* EXTRACTED INFORMATION *
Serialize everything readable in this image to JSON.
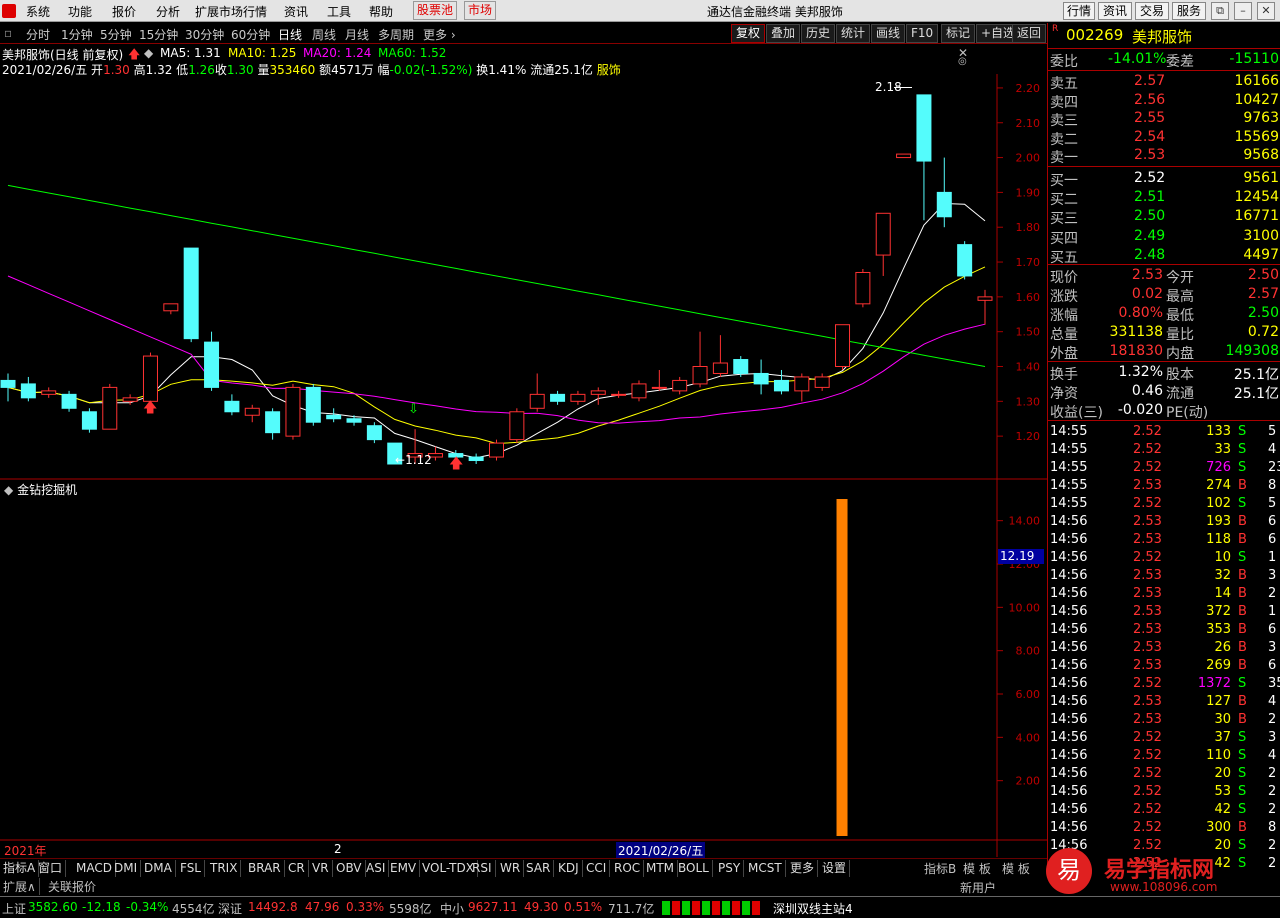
{
  "menu": {
    "items": [
      "系统",
      "功能",
      "报价",
      "分析",
      "扩展市场行情",
      "资讯",
      "工具",
      "帮助"
    ],
    "stock_pool": "股票池",
    "market": "市场",
    "title": "通达信金融终端 美邦服饰",
    "right_buttons": [
      "行情",
      "资讯",
      "交易",
      "服务"
    ]
  },
  "toolbar": {
    "periods": [
      "分时",
      "1分钟",
      "5分钟",
      "15分钟",
      "30分钟",
      "60分钟",
      "日线",
      "周线",
      "月线",
      "多周期",
      "更多"
    ],
    "selected": "日线",
    "actions": [
      "复权",
      "叠加",
      "历史",
      "统计",
      "画线",
      "F10",
      "标记",
      "+自选",
      "返回"
    ]
  },
  "header": {
    "stock": "美邦服饰(日线 前复权)",
    "ma5": "MA5: 1.31",
    "ma10": "MA10: 1.25",
    "ma20": "MA20: 1.24",
    "ma60": "MA60: 1.52",
    "date": "2021/02/26/五",
    "open_label": "开",
    "open": "1.30",
    "high_label": "高",
    "high": "1.32",
    "low_label": "低",
    "low": "1.26",
    "close_label": "收",
    "close": "1.30",
    "vol_label": "量",
    "vol": "353460",
    "amt_label": "额",
    "amt": "4571万",
    "chg_label": "幅",
    "chg": "-0.02(-1.52%)",
    "turn": "换1.41%",
    "float": "流通25.1亿",
    "sector": "服饰"
  },
  "price_axis": [
    "2.20",
    "2.10",
    "2.00",
    "1.90",
    "1.80",
    "1.70",
    "1.60",
    "1.50",
    "1.40",
    "1.30",
    "1.20"
  ],
  "annotations": {
    "high_label": "2.18",
    "low_label": "1.12"
  },
  "indicator": {
    "name": "金钻挖掘机",
    "axis": [
      "14.00",
      "12.00",
      "10.00",
      "8.00",
      "6.00",
      "4.00",
      "2.00"
    ],
    "value_badge": "12.19"
  },
  "date_axis": {
    "year": "2021年",
    "month": "2",
    "cursor": "2021/02/26/五"
  },
  "chart_data": {
    "type": "candlestick",
    "ylim": [
      1.12,
      2.24
    ],
    "candles": [
      {
        "o": 1.36,
        "c": 1.34,
        "h": 1.38,
        "l": 1.3
      },
      {
        "o": 1.35,
        "c": 1.31,
        "h": 1.37,
        "l": 1.3
      },
      {
        "o": 1.32,
        "c": 1.33,
        "h": 1.34,
        "l": 1.31
      },
      {
        "o": 1.32,
        "c": 1.28,
        "h": 1.33,
        "l": 1.27
      },
      {
        "o": 1.27,
        "c": 1.22,
        "h": 1.28,
        "l": 1.21
      },
      {
        "o": 1.22,
        "c": 1.34,
        "h": 1.35,
        "l": 1.22
      },
      {
        "o": 1.3,
        "c": 1.31,
        "h": 1.32,
        "l": 1.29
      },
      {
        "o": 1.3,
        "c": 1.43,
        "h": 1.44,
        "l": 1.29
      },
      {
        "o": 1.56,
        "c": 1.58,
        "h": 1.58,
        "l": 1.55
      },
      {
        "o": 1.74,
        "c": 1.48,
        "h": 1.74,
        "l": 1.47
      },
      {
        "o": 1.47,
        "c": 1.34,
        "h": 1.5,
        "l": 1.33
      },
      {
        "o": 1.3,
        "c": 1.27,
        "h": 1.32,
        "l": 1.26
      },
      {
        "o": 1.26,
        "c": 1.28,
        "h": 1.29,
        "l": 1.24
      },
      {
        "o": 1.27,
        "c": 1.21,
        "h": 1.28,
        "l": 1.19
      },
      {
        "o": 1.2,
        "c": 1.34,
        "h": 1.35,
        "l": 1.19
      },
      {
        "o": 1.34,
        "c": 1.24,
        "h": 1.35,
        "l": 1.23
      },
      {
        "o": 1.26,
        "c": 1.25,
        "h": 1.28,
        "l": 1.24
      },
      {
        "o": 1.25,
        "c": 1.24,
        "h": 1.26,
        "l": 1.23
      },
      {
        "o": 1.23,
        "c": 1.19,
        "h": 1.24,
        "l": 1.18
      },
      {
        "o": 1.18,
        "c": 1.12,
        "h": 1.18,
        "l": 1.12
      },
      {
        "o": 1.14,
        "c": 1.15,
        "h": 1.22,
        "l": 1.12
      },
      {
        "o": 1.14,
        "c": 1.15,
        "h": 1.17,
        "l": 1.13
      },
      {
        "o": 1.15,
        "c": 1.14,
        "h": 1.16,
        "l": 1.13
      },
      {
        "o": 1.14,
        "c": 1.13,
        "h": 1.15,
        "l": 1.12
      },
      {
        "o": 1.14,
        "c": 1.18,
        "h": 1.19,
        "l": 1.13
      },
      {
        "o": 1.19,
        "c": 1.27,
        "h": 1.28,
        "l": 1.18
      },
      {
        "o": 1.28,
        "c": 1.32,
        "h": 1.38,
        "l": 1.27
      },
      {
        "o": 1.32,
        "c": 1.3,
        "h": 1.33,
        "l": 1.29
      },
      {
        "o": 1.3,
        "c": 1.32,
        "h": 1.33,
        "l": 1.29
      },
      {
        "o": 1.32,
        "c": 1.33,
        "h": 1.34,
        "l": 1.29
      },
      {
        "o": 1.32,
        "c": 1.32,
        "h": 1.33,
        "l": 1.31
      },
      {
        "o": 1.31,
        "c": 1.35,
        "h": 1.36,
        "l": 1.3
      },
      {
        "o": 1.34,
        "c": 1.34,
        "h": 1.39,
        "l": 1.33
      },
      {
        "o": 1.33,
        "c": 1.36,
        "h": 1.37,
        "l": 1.32
      },
      {
        "o": 1.35,
        "c": 1.4,
        "h": 1.5,
        "l": 1.34
      },
      {
        "o": 1.38,
        "c": 1.41,
        "h": 1.49,
        "l": 1.37
      },
      {
        "o": 1.42,
        "c": 1.38,
        "h": 1.43,
        "l": 1.37
      },
      {
        "o": 1.38,
        "c": 1.35,
        "h": 1.42,
        "l": 1.32
      },
      {
        "o": 1.36,
        "c": 1.33,
        "h": 1.39,
        "l": 1.32
      },
      {
        "o": 1.33,
        "c": 1.37,
        "h": 1.38,
        "l": 1.3
      },
      {
        "o": 1.34,
        "c": 1.37,
        "h": 1.38,
        "l": 1.33
      },
      {
        "o": 1.4,
        "c": 1.52,
        "h": 1.52,
        "l": 1.39
      },
      {
        "o": 1.58,
        "c": 1.67,
        "h": 1.68,
        "l": 1.57
      },
      {
        "o": 1.72,
        "c": 1.84,
        "h": 1.84,
        "l": 1.66
      },
      {
        "o": 2.0,
        "c": 2.01,
        "h": 2.01,
        "l": 2.0
      },
      {
        "o": 2.18,
        "c": 1.99,
        "h": 2.18,
        "l": 1.82
      },
      {
        "o": 1.9,
        "c": 1.83,
        "h": 2.0,
        "l": 1.8
      },
      {
        "o": 1.75,
        "c": 1.66,
        "h": 1.76,
        "l": 1.65
      },
      {
        "o": 1.59,
        "c": 1.6,
        "h": 1.62,
        "l": 1.52
      }
    ],
    "indicator_values": [
      {
        "index": 41,
        "value": 15.0
      }
    ]
  },
  "quote": {
    "code": "002269",
    "name": "美邦服饰",
    "weibi_label": "委比",
    "weibi": "-14.01%",
    "weicha_label": "委差",
    "weicha": "-15110",
    "asks": [
      {
        "label": "卖五",
        "price": "2.57",
        "vol": "16166"
      },
      {
        "label": "卖四",
        "price": "2.56",
        "vol": "10427"
      },
      {
        "label": "卖三",
        "price": "2.55",
        "vol": "9763"
      },
      {
        "label": "卖二",
        "price": "2.54",
        "vol": "15569"
      },
      {
        "label": "卖一",
        "price": "2.53",
        "vol": "9568"
      }
    ],
    "bids": [
      {
        "label": "买一",
        "price": "2.52",
        "vol": "9561"
      },
      {
        "label": "买二",
        "price": "2.51",
        "vol": "12454"
      },
      {
        "label": "买三",
        "price": "2.50",
        "vol": "16771"
      },
      {
        "label": "买四",
        "price": "2.49",
        "vol": "3100"
      },
      {
        "label": "买五",
        "price": "2.48",
        "vol": "4497"
      }
    ],
    "stats": [
      {
        "l1": "现价",
        "v1": "2.53",
        "l2": "今开",
        "v2": "2.50"
      },
      {
        "l1": "涨跌",
        "v1": "0.02",
        "l2": "最高",
        "v2": "2.57"
      },
      {
        "l1": "涨幅",
        "v1": "0.80%",
        "l2": "最低",
        "v2": "2.50"
      },
      {
        "l1": "总量",
        "v1": "331138",
        "l2": "量比",
        "v2": "0.72"
      },
      {
        "l1": "外盘",
        "v1": "181830",
        "l2": "内盘",
        "v2": "149308"
      }
    ],
    "stats2": [
      {
        "l1": "换手",
        "v1": "1.32%",
        "l2": "股本",
        "v2": "25.1亿"
      },
      {
        "l1": "净资",
        "v1": "0.46",
        "l2": "流通",
        "v2": "25.1亿"
      },
      {
        "l1": "收益(三)",
        "v1": "-0.020",
        "l2": "PE(动)",
        "v2": ""
      }
    ]
  },
  "ticks": [
    {
      "t": "14:55",
      "p": "2.52",
      "v": "133",
      "s": "S",
      "n": "5"
    },
    {
      "t": "14:55",
      "p": "2.52",
      "v": "33",
      "s": "S",
      "n": "4"
    },
    {
      "t": "14:55",
      "p": "2.52",
      "v": "726",
      "s": "S",
      "n": "23"
    },
    {
      "t": "14:55",
      "p": "2.53",
      "v": "274",
      "s": "B",
      "n": "8"
    },
    {
      "t": "14:55",
      "p": "2.52",
      "v": "102",
      "s": "S",
      "n": "5"
    },
    {
      "t": "14:56",
      "p": "2.53",
      "v": "193",
      "s": "B",
      "n": "6"
    },
    {
      "t": "14:56",
      "p": "2.53",
      "v": "118",
      "s": "B",
      "n": "6"
    },
    {
      "t": "14:56",
      "p": "2.52",
      "v": "10",
      "s": "S",
      "n": "1"
    },
    {
      "t": "14:56",
      "p": "2.53",
      "v": "32",
      "s": "B",
      "n": "3"
    },
    {
      "t": "14:56",
      "p": "2.53",
      "v": "14",
      "s": "B",
      "n": "2"
    },
    {
      "t": "14:56",
      "p": "2.53",
      "v": "372",
      "s": "B",
      "n": "1"
    },
    {
      "t": "14:56",
      "p": "2.53",
      "v": "353",
      "s": "B",
      "n": "6"
    },
    {
      "t": "14:56",
      "p": "2.53",
      "v": "26",
      "s": "B",
      "n": "3"
    },
    {
      "t": "14:56",
      "p": "2.53",
      "v": "269",
      "s": "B",
      "n": "6"
    },
    {
      "t": "14:56",
      "p": "2.52",
      "v": "1372",
      "s": "S",
      "n": "35"
    },
    {
      "t": "14:56",
      "p": "2.53",
      "v": "127",
      "s": "B",
      "n": "4"
    },
    {
      "t": "14:56",
      "p": "2.53",
      "v": "30",
      "s": "B",
      "n": "2"
    },
    {
      "t": "14:56",
      "p": "2.52",
      "v": "37",
      "s": "S",
      "n": "3"
    },
    {
      "t": "14:56",
      "p": "2.52",
      "v": "110",
      "s": "S",
      "n": "4"
    },
    {
      "t": "14:56",
      "p": "2.52",
      "v": "20",
      "s": "S",
      "n": "2"
    },
    {
      "t": "14:56",
      "p": "2.52",
      "v": "53",
      "s": "S",
      "n": "2"
    },
    {
      "t": "14:56",
      "p": "2.52",
      "v": "42",
      "s": "S",
      "n": "2"
    },
    {
      "t": "14:56",
      "p": "2.52",
      "v": "300",
      "s": "B",
      "n": "8"
    },
    {
      "t": "14:56",
      "p": "2.52",
      "v": "20",
      "s": "S",
      "n": "2"
    },
    {
      "t": "14:56",
      "p": "2.52",
      "v": "42",
      "s": "S",
      "n": "2"
    }
  ],
  "indicator_tabs": [
    "指标A",
    "窗口",
    "MACD",
    "DMI",
    "DMA",
    "FSL",
    "TRIX",
    "BRAR",
    "CR",
    "VR",
    "OBV",
    "ASI",
    "EMV",
    "VOL-TDX",
    "RSI",
    "WR",
    "SAR",
    "KDJ",
    "CCI",
    "ROC",
    "MTM",
    "BOLL",
    "PSY",
    "MCST",
    "更多",
    "设置"
  ],
  "right_tabs": [
    "指标B",
    "模 板",
    "模 板"
  ],
  "expand": {
    "label": "扩展∧",
    "related": "关联报价",
    "new_user": "新用户"
  },
  "status": {
    "sh_label": "上证",
    "sh": "3582.60",
    "sh_chg": "-12.18",
    "sh_pct": "-0.34%",
    "sh_amt": "4554亿",
    "sz_label": "深证",
    "sz": "14492.8",
    "sz_chg": "47.96",
    "sz_pct": "0.33%",
    "sz_amt": "5598亿",
    "zx_label": "中小",
    "zx": "9627.11",
    "zx_chg": "49.30",
    "zx_pct": "0.51%",
    "zx_amt": "711.7亿",
    "server": "深圳双线主站4"
  },
  "watermark": {
    "text": "易学指标网",
    "url": "www.108096.com",
    "glyph": "易"
  }
}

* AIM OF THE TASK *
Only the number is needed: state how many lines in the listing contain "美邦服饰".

* RESPONSE TO THIS TASK *
3